Segment Start: EXERCISE DATA

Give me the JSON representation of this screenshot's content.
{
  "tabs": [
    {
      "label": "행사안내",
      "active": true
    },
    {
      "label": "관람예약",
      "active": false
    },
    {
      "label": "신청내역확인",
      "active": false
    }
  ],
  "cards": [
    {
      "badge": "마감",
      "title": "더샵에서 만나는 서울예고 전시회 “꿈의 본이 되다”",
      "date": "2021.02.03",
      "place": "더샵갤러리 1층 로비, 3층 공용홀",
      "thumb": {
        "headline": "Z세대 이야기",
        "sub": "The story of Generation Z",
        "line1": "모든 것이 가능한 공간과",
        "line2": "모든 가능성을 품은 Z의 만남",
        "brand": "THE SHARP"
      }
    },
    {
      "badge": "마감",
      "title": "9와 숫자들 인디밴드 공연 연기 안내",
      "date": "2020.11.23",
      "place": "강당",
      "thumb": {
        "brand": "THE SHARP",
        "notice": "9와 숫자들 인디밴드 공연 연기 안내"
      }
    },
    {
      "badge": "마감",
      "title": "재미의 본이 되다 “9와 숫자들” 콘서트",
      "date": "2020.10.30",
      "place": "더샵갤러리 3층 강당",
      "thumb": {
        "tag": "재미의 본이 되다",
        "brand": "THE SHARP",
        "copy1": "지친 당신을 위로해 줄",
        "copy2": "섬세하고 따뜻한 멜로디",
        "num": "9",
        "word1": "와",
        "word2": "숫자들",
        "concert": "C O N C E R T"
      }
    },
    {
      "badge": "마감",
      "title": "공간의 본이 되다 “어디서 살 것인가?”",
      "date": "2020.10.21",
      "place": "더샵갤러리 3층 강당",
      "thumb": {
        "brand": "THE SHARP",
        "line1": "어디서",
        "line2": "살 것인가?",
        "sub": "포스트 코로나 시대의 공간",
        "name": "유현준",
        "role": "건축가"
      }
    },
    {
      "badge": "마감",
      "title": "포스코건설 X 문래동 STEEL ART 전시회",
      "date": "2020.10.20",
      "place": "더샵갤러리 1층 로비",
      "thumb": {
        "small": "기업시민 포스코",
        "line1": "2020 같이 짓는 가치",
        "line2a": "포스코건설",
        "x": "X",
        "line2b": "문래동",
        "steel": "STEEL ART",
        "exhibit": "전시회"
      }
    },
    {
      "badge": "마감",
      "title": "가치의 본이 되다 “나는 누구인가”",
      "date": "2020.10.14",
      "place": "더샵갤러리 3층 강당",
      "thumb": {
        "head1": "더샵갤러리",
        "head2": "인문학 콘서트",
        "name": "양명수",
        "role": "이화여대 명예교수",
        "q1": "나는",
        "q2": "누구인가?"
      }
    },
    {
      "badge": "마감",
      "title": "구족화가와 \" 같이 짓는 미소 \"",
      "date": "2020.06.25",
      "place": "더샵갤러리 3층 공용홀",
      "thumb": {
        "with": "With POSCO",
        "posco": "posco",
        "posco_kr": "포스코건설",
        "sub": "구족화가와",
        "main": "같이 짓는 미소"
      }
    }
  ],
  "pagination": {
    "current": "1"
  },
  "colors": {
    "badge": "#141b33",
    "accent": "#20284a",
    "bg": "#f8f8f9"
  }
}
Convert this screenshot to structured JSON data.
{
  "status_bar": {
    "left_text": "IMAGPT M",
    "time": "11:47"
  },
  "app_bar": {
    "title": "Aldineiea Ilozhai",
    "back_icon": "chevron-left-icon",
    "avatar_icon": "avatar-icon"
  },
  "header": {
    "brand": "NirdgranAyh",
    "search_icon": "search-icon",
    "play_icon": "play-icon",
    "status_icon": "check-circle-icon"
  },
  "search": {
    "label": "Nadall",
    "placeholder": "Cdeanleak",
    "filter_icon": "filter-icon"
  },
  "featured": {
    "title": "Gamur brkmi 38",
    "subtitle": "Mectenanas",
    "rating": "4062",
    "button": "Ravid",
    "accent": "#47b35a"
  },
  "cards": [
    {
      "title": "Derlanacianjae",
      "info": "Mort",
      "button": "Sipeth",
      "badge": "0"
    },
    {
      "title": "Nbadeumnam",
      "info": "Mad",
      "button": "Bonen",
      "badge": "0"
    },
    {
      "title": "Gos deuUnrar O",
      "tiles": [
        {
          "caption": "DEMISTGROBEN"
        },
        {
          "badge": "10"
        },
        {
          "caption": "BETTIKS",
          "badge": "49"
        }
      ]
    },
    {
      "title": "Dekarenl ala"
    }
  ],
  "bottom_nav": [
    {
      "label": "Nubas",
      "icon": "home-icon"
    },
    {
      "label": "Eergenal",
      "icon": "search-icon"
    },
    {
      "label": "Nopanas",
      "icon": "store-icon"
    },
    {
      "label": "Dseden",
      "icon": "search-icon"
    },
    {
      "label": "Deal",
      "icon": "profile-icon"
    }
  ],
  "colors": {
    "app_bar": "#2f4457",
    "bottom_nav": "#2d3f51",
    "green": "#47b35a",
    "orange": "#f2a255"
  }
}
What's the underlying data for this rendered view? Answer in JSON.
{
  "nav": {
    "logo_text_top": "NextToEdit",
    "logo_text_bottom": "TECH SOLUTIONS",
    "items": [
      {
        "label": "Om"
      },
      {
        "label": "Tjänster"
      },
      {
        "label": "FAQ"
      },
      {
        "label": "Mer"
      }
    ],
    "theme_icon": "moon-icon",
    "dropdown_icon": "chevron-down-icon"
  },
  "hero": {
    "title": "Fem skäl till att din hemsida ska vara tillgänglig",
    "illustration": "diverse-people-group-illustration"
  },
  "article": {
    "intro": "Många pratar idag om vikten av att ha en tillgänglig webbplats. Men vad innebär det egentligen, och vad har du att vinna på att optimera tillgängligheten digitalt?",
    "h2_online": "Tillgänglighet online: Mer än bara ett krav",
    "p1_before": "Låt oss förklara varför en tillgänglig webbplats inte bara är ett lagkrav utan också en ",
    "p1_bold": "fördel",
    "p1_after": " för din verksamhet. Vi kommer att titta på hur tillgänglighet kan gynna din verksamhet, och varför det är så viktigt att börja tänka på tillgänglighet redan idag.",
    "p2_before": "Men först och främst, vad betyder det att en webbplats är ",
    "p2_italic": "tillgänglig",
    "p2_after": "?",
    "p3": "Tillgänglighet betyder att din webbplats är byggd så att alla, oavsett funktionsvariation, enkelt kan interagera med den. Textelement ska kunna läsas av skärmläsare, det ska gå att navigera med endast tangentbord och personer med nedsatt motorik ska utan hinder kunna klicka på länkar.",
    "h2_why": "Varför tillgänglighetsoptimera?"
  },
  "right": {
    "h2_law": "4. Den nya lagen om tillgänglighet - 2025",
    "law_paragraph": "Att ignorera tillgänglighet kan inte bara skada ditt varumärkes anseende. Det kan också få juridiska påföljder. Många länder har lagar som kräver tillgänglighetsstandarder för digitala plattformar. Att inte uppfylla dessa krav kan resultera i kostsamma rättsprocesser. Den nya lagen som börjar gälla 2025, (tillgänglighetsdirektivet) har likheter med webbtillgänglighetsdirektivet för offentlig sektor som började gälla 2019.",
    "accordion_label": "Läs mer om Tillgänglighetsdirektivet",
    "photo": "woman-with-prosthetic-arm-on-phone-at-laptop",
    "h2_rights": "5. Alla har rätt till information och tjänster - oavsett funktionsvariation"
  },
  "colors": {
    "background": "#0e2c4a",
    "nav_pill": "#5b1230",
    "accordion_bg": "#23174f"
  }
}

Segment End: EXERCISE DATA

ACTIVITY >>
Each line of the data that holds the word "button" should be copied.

WRITTEN ANSWER >>
    "button": "Ravid",
      "button": "Sipeth",
      "button": "Bonen",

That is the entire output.